Temple of Aphaea, Aegina

ca. 1870–1879John Rollin TiltonAmerican, 1828–1888oil on canvas30 15/16 in. × 48 1/16 in. (78.58 cm × 122.08 cm)

Bequest of Miss Mary Sophia Walker


This painting by New Hampshire-born John Rollin Tilton dramatically captures the ruins of the Greek Temple of Aphaea on the island of Aegina. Exhibited in Boston in 1880, Mary Sophia Walker acquired the painting shortly thereafter and later donated it to the College. The ruins of the Temple of Aphaea were “rediscovered” by Western European travelers in the eighteenth century, and the first descriptions of the temple appeared in 1797. In 1852, Tilton settled in Rome where, on the strength of his landscapes inspired by Claude Lorrain (1600–1682), Tilton gained a popular following among Grand Tour patrons. Henry Wadsworth Longfellow (1807–1882), Bowdoin Class of 1825, described Tilton as “a very single-minded, and pure-minded man, with the highest and noblest aspirations and great modesty.”
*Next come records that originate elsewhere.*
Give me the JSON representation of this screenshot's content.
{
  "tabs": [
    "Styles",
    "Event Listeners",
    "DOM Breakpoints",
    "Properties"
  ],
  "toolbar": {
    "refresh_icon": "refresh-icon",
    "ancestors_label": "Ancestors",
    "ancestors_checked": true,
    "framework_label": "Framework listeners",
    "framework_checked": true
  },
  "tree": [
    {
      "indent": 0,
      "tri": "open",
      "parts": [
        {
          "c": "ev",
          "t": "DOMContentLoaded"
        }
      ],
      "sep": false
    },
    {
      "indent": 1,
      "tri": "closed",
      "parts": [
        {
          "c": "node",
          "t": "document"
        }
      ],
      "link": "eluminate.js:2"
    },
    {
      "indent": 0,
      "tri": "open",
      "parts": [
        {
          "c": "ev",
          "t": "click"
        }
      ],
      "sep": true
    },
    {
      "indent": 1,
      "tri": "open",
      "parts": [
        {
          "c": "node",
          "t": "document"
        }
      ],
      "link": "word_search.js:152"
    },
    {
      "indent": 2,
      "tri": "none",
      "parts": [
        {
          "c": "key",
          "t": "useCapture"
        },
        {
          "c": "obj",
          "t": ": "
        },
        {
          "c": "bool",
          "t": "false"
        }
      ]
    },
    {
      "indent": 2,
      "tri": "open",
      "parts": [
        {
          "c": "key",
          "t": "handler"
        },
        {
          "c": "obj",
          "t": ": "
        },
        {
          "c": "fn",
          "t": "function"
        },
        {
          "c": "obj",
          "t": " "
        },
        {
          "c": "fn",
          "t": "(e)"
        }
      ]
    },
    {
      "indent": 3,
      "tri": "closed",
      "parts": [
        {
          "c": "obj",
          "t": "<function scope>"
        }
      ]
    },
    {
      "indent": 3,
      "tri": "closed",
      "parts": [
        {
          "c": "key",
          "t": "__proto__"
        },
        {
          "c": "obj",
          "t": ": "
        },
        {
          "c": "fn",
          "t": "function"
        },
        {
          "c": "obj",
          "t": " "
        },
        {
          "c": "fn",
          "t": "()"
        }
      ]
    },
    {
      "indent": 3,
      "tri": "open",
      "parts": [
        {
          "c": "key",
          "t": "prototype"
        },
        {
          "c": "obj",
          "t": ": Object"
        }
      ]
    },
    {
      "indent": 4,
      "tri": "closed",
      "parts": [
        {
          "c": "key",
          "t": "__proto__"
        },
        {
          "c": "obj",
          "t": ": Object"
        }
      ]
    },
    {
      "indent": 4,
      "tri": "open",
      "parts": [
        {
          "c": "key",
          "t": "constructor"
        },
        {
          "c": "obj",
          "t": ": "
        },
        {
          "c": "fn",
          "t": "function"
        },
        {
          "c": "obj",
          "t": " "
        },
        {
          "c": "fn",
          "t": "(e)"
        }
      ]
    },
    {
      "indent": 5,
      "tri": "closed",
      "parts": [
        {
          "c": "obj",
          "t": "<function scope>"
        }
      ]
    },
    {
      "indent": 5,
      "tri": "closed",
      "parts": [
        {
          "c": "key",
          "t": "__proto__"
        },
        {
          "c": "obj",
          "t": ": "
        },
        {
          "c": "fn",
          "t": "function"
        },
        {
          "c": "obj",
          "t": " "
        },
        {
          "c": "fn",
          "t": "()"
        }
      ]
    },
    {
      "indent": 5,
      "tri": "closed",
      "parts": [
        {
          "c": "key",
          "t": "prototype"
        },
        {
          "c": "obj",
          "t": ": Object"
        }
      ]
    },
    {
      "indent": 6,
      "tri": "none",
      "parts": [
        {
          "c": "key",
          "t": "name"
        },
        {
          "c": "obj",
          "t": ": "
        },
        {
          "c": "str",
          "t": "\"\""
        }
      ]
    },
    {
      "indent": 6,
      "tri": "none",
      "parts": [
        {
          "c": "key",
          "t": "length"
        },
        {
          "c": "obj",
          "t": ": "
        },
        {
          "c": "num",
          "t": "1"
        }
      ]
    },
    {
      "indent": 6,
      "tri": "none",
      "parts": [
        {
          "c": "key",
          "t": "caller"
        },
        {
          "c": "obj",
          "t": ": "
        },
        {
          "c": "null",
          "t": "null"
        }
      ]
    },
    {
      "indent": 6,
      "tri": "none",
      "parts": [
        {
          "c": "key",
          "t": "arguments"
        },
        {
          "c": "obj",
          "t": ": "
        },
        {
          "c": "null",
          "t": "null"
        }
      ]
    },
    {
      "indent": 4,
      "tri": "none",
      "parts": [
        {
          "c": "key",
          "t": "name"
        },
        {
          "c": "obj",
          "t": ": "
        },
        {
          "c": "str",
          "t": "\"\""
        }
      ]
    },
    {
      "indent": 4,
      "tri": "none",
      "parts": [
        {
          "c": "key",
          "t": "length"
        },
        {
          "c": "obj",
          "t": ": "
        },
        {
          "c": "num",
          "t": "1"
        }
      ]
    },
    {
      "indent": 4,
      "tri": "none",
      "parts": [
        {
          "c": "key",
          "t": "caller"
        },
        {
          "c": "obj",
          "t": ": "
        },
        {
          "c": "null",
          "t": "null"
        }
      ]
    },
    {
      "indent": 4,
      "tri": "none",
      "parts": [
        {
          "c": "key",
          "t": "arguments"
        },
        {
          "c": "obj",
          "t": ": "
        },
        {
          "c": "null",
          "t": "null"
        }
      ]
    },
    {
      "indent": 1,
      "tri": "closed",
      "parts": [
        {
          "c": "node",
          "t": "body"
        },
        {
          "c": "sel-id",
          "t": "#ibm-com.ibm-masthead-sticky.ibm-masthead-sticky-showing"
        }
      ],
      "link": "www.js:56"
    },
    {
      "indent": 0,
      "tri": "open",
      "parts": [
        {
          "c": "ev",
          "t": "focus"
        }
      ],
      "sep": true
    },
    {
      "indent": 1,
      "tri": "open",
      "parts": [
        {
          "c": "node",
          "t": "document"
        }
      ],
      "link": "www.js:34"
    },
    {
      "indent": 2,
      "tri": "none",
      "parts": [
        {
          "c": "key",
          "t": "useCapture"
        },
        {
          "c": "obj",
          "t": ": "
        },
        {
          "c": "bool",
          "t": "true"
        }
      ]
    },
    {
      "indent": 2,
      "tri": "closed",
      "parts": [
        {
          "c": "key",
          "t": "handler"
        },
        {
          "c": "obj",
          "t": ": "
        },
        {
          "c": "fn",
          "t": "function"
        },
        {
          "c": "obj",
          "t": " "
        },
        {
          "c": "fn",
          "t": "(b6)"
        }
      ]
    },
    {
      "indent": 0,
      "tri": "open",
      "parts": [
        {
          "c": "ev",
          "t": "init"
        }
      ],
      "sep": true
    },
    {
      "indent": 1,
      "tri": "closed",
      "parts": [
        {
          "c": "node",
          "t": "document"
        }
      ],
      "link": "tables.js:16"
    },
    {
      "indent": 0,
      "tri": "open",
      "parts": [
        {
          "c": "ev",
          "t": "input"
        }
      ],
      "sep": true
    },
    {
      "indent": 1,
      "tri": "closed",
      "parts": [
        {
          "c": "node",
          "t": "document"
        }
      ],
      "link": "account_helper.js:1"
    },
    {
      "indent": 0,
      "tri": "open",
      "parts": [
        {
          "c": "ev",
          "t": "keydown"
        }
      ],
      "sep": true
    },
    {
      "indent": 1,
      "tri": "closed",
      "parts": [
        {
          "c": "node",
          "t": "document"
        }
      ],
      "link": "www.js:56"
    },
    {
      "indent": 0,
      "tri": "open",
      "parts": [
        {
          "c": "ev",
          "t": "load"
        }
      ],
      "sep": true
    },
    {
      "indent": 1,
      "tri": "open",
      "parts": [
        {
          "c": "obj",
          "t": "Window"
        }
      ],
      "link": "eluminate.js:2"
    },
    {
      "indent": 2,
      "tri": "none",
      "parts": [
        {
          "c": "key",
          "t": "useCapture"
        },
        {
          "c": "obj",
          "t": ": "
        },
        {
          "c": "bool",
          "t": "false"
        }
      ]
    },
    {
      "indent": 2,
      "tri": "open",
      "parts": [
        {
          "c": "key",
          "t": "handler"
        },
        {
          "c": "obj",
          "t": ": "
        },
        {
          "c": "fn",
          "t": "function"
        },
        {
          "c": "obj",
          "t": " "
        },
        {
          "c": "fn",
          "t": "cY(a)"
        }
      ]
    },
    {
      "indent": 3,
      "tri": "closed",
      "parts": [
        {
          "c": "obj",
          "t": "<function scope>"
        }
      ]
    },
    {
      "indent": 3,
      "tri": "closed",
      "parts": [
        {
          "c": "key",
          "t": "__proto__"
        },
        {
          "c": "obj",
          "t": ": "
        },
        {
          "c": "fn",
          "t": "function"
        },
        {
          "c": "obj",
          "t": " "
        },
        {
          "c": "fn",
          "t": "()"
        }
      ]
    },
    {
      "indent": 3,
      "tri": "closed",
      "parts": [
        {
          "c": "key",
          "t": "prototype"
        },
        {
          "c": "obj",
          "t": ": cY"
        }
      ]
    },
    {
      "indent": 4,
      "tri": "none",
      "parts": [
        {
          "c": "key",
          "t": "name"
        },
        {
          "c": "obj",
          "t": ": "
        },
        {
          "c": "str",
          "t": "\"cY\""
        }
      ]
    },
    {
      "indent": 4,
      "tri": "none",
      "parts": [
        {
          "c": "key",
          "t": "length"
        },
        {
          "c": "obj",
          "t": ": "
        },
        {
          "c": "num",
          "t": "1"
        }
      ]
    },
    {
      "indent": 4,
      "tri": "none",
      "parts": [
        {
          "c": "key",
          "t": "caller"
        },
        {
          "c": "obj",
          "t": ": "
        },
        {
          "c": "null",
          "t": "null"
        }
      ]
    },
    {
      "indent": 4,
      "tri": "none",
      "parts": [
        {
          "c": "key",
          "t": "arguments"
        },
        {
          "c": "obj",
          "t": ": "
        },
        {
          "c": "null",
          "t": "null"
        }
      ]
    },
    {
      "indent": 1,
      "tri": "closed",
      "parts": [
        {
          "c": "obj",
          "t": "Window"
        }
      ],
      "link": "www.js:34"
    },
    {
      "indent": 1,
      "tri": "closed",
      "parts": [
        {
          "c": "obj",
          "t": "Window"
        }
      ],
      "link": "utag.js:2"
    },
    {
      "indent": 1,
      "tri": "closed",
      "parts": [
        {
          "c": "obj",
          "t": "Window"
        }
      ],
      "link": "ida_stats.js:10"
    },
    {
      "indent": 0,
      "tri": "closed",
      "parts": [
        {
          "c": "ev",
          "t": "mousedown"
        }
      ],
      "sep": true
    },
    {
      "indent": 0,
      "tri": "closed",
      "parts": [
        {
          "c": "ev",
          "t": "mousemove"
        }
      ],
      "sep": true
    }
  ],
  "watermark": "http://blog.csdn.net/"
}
Tilton’s painting depicts the architectural remains several years before the first excavations of the site began in 1894. Since then, the temple and its surroundings have been the subject of extensive excavation and study. Archaeological evidence from the site points to ritual activity dating back to the Bronze Age (fourteenth century BCE). The temple depicted here was constructed in the Doric order and dedicated to the goddess Aphaea at the end of the sixth century BCE. Worshipped almost exclusively on Aegina, Aphaea’s exact origins are obscure. The Athenians identified her with a Cretan mountain nymph or with the goddesses Athena and Artemis.

—Frank H. Goodyear & James Higginbotham

Mary Sophia Walker and Harriet Sarah Walker

Donors of the Walker Art Building as well as a significant collection of art and antiquities, Mary Sophia Walker (1839–1904) and Harriet Sarah Walker (1844–1898) were among the most significant benefactors in the development of the art collection at Bowdoin.